In April 2014 the Department for Education released 'Assessment Principles', a document outlining the core values all effective assessment systems should implement as part of the changes introduced with the 2014 National Curriculum.
'Government will not impose a single system for ongoing assessment’, it is up to schools to implement a system that can: ‘Give reliable information to parents about how their child, and their child’s school, is performing, help drive improvement for pupils and teachers and make sure the school is keeping up with external best practice and innovation.'
Our Philosophy on Assessment
Assessment should have a purpose at every level for everyone involved:
- Pupils should be given appropriate feedback on their learning from the formative assessments carried out by class teachers.
- Class teachers should be able to use formative assessment to support planning and implementation of a curriculum designed to meet the needs of learners.
- Teachers and school leaders should be able to use assessment to help ensure that the pupils who need specified intervention are quickly identified, appropriately supported and monitored, so that all can fully achieve their potential and no one is left to struggle behind.
- School Leaders should be able to use summative assessment as a tool for monitoring the progress and attainment pupils make, to ensure the school is helping pupils achieve their potential.
- Parents should be able to get a clear and accurate sense of their child’s achievement and progress, as well as areas where they can support development.
- Governors should be able to use data to ensure the school is supporting pupils learning effectively.
- Schools can provide data for inspection teams to show how children are performing.
At Little Hill, the children complete the following national formal assessments:
- EYFS – Baseline Assessment
- Year 1 – Phonics Screen
- Year 2 – KS1 SATs
- Year 4 – Times Tables Assessment
- Year 6 – KS2 SATs
At the end of the summer term, in each year group, each child will either be working ‘below’, ‘at’ or ‘above’ their year group expectation. At the end of the autumn and spring terms, teachers will project where each child is ‘on track’ to achieve – this is communicated to parents.

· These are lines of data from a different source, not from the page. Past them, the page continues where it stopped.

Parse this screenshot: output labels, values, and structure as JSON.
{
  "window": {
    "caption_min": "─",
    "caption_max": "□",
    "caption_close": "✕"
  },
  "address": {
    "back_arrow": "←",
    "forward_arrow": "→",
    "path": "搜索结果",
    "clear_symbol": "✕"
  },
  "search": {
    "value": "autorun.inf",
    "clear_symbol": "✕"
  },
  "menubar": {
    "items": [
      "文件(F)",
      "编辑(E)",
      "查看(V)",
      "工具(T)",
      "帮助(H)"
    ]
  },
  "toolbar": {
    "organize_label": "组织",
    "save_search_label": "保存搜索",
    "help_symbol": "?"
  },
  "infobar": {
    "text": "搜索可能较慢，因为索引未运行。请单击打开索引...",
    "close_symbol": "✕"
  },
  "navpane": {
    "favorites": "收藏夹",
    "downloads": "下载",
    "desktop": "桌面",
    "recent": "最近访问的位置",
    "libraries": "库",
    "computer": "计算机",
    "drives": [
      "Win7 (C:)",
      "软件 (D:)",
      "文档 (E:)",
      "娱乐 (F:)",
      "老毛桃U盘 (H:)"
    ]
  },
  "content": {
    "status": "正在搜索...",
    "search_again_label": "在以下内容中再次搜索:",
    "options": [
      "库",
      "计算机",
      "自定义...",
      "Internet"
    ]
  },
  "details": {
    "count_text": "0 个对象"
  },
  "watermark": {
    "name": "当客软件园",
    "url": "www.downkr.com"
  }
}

Teachers create their assessments of the children they teach through a variety of methods used in their daily teaching. A sample of this includes:
- Written and/or verbal feedback
- Child interactions
- Knowledge collection activities
- Observations – adult input available with modelling
- Individual whiteboard work
- Peer and self-assessment
- Free-choice differentiation of activity
Each term, children undergo summative assessments which supplement the teacher’s assessment taken from their work in day-to-day lessons. Class teachers share assessment information with parents on a regular basis. This can be through parents’ evenings, Data Snapshot letters or other conversations as necessary. At any time, parents can request to have a conversation or meeting with their child's class teacher regarding their child's assessments, abilites and progress.